Modern economic theory typically thinks in terms of humanity-as-a-whole pitted against nature's meanness, dependent on economic expertise to avoid the chaos which threatens. We therefore over-value the modern equivalents of the Babylonian priests. During the housing crisis, the banking crisis and the recession our mass media did for a short while reflect on whether top bankers with their massive bonuses should be penalised, but their threats to emigrate and leave us without their essential expertise soon led to a search for other scapegoats. Like the Babylonians, because we think we depend on economic experts to save us from chaos, we pay them whatever they demand. Chaos is presented as an ever-present threat by superhuman powers. We call them market forces rather than gods, but they perform the same age-old role of protecting the wealthiest and most powerful against any redistribution of resources.

Take, for example, public discourse about essential services. At the end of the Second World War the founders of the British welfare state argued that, given the widespread poverty, the state should directly ensure that everyone's essential needs were met - housing, schooling, health care and a basic minimum income. Today, on the other hand, the mantra is 'public expenditure bad, private expenditure good'; so those very essentials come to be seen as the most obvious target for cuts. Even in the extended period of economic growth which lasted until two or three years ago, it was the needs of 'the economy' that called the shots; the needs of the people took second place. It is as though we all accept that the purpose of humans is to serve the economy, rather than the other way round.

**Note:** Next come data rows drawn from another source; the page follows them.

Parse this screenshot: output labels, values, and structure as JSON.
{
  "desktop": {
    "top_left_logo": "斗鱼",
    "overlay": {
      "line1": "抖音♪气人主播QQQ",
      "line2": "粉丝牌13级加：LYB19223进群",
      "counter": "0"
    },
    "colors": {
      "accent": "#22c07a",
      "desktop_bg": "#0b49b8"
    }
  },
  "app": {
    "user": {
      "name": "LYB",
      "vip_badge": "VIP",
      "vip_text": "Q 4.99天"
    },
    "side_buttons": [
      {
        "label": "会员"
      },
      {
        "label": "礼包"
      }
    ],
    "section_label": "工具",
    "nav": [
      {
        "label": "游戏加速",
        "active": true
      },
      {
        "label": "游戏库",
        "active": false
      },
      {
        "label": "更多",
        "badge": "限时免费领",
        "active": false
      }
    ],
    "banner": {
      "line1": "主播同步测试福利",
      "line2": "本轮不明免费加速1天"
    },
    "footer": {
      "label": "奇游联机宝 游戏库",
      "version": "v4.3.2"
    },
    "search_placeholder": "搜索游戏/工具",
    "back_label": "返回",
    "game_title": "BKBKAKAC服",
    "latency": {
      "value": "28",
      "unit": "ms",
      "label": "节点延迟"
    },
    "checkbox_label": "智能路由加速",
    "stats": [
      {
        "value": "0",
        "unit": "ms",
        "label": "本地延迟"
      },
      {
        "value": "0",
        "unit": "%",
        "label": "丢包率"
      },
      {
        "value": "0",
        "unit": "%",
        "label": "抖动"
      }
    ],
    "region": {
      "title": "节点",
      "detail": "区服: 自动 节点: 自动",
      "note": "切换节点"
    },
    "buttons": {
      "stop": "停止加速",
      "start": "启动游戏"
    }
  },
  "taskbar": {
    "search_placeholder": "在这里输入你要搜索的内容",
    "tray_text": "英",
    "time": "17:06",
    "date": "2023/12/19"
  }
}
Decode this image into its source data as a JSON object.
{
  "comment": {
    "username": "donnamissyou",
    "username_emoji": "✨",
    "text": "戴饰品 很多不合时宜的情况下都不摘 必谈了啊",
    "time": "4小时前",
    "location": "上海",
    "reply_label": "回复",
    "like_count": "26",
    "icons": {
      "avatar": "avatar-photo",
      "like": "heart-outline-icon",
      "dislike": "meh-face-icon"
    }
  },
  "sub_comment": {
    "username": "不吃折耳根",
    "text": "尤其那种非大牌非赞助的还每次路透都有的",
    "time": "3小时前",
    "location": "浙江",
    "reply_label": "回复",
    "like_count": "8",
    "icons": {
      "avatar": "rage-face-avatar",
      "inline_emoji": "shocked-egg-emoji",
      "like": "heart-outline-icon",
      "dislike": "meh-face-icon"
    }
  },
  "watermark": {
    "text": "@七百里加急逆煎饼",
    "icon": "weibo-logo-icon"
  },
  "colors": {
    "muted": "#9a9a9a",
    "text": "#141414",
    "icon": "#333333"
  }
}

There are of course alternative voices. The international development agencies have for decades been arguing that there is no shortage of essential provisions; the problems lie in the way they are distributed. The New Economics Foundation has been promoting alternative models for an economically healthy society. The recent book by Richard Wilkinson and Kate Pickett, The Spirit Level: Why More Equal Societies Almost Always Do Better, has been influential enough to impress the UK Prime Minister.

Ultimately the two contrasting accounts of reality cannot both be true. Either life is constantly on a knife edge and we depend on our technical experts to produce artificial means for getting away from a state of nature towards something more secure; or nature provides security, and the way to seek well-being is to live in harmony with our bodies and our environment, making sure everybody's needs are met. It makes a big difference which we choose. It is not for nothing that what those ancient Judeans wrote down is now the preface to the world's all time best seller.


Jonathan Clatworthy lives in Liverpool and is Modern Church General Secretary. He has worked as a parish priest, university chaplain and lecturer in Ethics.